“The more they visit embassies, the more they learn about them, and that is not good for them. I am actually happy that they ran there,” Krivokapic replied.
When asked to comment on the rise of extremism in Montenegro and the role of the church in all this, Krivokapic said that all religious communities, in all parts of the world, were characterized as being inherently against the modern. “They cherish something that is not modern, that excludes freedom of thought, I dare say, that has dogma in it instead of freedom. There is no independent state without its own church. If there was no autocephalous church in the Constitution of 1904, we would now have to establish it as Ukraine did. The Church of Serbia has been working against Montenegro for 100 years. “I know that cultural monuments belonged to this country before the DPS illegally registered them as the property of the Church of Serbia,” he said, adding that “the Church of Serbia did not use the past 100 years to become the Church of Montenegro.”
“It has remained the Church of Serbia standing against what is called Montenegro, or to use an even worse wording – against non-Serbs in Montenegro,” he said.
Bulatovic said that “when the DPS decided at the party congress to form a party church and adopt the Law on Freedom of Religion, the SOC engaged in self-defense.” “That had a direct influence on the outcome of elections.
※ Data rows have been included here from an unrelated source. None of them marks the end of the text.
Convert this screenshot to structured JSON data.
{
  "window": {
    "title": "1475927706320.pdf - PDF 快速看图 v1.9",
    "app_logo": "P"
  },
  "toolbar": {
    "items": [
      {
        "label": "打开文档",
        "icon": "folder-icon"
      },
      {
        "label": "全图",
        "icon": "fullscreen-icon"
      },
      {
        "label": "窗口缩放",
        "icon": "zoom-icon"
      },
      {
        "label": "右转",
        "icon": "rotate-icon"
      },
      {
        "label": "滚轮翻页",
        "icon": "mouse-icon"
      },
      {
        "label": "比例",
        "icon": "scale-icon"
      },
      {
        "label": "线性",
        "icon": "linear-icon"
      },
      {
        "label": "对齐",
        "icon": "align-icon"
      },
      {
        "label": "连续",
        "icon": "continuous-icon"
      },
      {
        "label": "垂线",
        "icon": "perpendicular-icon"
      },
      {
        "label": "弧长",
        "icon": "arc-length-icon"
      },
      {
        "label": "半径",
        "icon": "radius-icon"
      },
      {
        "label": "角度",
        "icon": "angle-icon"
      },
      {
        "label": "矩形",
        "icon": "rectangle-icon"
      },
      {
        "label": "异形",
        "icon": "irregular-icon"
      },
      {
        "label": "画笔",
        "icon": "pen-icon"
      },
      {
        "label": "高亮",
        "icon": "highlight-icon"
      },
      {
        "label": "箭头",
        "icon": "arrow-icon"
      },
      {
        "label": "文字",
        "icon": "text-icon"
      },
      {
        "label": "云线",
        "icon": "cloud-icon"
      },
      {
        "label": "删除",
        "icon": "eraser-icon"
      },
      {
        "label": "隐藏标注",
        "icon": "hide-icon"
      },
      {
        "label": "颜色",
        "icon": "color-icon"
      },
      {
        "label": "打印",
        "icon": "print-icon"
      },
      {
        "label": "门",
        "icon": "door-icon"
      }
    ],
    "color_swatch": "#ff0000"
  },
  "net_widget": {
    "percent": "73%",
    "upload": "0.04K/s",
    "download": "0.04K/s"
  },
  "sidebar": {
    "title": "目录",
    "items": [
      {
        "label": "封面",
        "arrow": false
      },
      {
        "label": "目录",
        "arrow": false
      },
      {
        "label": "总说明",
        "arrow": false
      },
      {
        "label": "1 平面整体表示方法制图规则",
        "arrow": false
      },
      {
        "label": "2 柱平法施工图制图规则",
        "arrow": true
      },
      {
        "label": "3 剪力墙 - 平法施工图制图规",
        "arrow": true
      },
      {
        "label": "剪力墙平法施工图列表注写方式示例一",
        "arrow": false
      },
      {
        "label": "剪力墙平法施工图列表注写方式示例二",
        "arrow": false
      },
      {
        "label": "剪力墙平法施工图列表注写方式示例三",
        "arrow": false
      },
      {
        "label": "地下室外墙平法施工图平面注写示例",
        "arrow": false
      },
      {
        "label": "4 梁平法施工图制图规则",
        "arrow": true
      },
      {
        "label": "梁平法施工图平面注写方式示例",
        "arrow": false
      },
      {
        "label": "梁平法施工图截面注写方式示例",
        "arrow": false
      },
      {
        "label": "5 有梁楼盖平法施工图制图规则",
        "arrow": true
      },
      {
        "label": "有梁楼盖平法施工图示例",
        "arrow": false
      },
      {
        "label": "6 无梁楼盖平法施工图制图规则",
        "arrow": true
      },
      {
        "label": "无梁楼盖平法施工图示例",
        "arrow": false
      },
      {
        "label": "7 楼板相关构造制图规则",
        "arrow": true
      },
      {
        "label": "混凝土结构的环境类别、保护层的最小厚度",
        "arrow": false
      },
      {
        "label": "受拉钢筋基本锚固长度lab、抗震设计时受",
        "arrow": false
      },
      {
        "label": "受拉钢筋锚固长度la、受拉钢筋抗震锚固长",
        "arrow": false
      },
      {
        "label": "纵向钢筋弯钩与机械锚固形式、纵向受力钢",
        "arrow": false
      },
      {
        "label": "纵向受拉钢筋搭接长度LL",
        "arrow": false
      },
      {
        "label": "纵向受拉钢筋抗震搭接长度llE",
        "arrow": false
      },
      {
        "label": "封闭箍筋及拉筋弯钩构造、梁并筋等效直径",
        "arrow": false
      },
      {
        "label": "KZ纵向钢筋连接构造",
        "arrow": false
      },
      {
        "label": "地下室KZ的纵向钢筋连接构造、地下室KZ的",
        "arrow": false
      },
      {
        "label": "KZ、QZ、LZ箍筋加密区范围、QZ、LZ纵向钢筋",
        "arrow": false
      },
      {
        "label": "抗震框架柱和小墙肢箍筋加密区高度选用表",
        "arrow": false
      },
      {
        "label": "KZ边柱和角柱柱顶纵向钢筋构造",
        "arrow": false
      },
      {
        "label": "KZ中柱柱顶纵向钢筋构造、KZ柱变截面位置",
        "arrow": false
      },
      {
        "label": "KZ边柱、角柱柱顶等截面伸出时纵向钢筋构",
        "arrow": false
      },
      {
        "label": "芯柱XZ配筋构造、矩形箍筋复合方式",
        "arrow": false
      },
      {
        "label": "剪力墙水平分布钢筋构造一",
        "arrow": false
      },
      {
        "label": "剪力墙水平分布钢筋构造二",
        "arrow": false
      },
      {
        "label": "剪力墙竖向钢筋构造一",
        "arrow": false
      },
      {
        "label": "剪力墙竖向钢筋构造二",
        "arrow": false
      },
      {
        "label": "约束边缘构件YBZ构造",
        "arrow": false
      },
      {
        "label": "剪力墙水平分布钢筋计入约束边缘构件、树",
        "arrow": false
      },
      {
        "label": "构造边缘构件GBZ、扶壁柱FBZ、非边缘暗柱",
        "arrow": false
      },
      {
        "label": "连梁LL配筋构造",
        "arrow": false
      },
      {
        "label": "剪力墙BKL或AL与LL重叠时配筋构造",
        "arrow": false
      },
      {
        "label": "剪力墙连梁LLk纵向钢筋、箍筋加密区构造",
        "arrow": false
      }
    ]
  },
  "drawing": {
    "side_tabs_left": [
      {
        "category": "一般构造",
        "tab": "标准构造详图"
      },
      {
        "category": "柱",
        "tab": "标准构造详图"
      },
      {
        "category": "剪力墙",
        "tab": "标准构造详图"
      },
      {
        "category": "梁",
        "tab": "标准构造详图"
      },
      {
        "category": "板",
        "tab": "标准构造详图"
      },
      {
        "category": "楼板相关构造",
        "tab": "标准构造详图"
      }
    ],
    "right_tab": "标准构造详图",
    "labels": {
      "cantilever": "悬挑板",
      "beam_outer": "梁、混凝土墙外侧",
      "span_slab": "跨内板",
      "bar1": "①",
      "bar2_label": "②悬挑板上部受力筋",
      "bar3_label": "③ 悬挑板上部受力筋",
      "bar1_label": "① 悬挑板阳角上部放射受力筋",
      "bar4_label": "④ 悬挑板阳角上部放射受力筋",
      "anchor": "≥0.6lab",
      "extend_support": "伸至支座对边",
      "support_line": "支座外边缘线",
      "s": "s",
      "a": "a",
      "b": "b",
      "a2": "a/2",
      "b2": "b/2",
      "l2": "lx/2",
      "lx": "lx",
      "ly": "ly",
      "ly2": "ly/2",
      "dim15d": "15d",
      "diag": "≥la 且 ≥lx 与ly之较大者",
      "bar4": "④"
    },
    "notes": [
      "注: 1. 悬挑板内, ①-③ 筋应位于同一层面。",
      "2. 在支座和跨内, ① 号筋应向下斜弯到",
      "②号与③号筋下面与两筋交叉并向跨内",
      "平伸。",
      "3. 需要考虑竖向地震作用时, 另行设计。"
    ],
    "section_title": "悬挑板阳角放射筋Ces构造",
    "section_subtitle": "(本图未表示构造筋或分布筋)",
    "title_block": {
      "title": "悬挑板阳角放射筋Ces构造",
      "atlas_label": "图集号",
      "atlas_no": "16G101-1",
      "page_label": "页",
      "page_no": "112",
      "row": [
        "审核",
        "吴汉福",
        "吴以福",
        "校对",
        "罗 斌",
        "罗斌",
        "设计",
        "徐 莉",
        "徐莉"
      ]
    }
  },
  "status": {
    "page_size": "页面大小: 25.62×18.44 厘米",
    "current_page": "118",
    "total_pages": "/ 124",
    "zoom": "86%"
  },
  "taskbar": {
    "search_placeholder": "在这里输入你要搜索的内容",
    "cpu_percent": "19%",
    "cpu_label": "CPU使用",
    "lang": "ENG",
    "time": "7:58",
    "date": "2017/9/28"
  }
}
The “Envelope” affair was the biggest blow that DPS suffered. Towards the end of the election campaign, the decisive votes for the parliamentary majority resulted from the involvement of the Serbian Orthodox Church in the election campaign that organized processions and issued public statements. We remain divided on the issue of mandates. On several occasions, we have said that the key decisions related to the appointment of the Prime Minister and the Deputy Prime Minister were influenced by (Metropolitan) Amfilohije in the first place, and that is something beyond any dispute. “Time will show whether it is good or not. I am of the opinion that the church should be separated from the state, not to influence the government… not this one, not any other,” Bulatovic said, adding that he did not think we had reached a stage of extremism, but that our institutions have been destroyed.
Bulatovic said that leadership is essential for resolving the crisis. “I ask the question of whether leaders in Montenegro today have the suffucient is capacity to act as leaders in resolving this situation. Everywhere in the world, the opposition should serve as the correcting factor of the government, yet who is the leader of the strongest opposition structure? Does he want to fix or rebuild what remains?” he said.
“I know that that he and Ranko had different motives to be in Cetinje on 4 and 5 September, as he dreamed that night that there could be a turn of events and come to power again,” said the DF’s Member of Parliament.
Krivokapic emphasized that, in his opinion, elections remain the best solution. “Elections will bring a solution, provide new legitimacies or restore the previous ones. The DPS cannot return to power alone,” he concluded.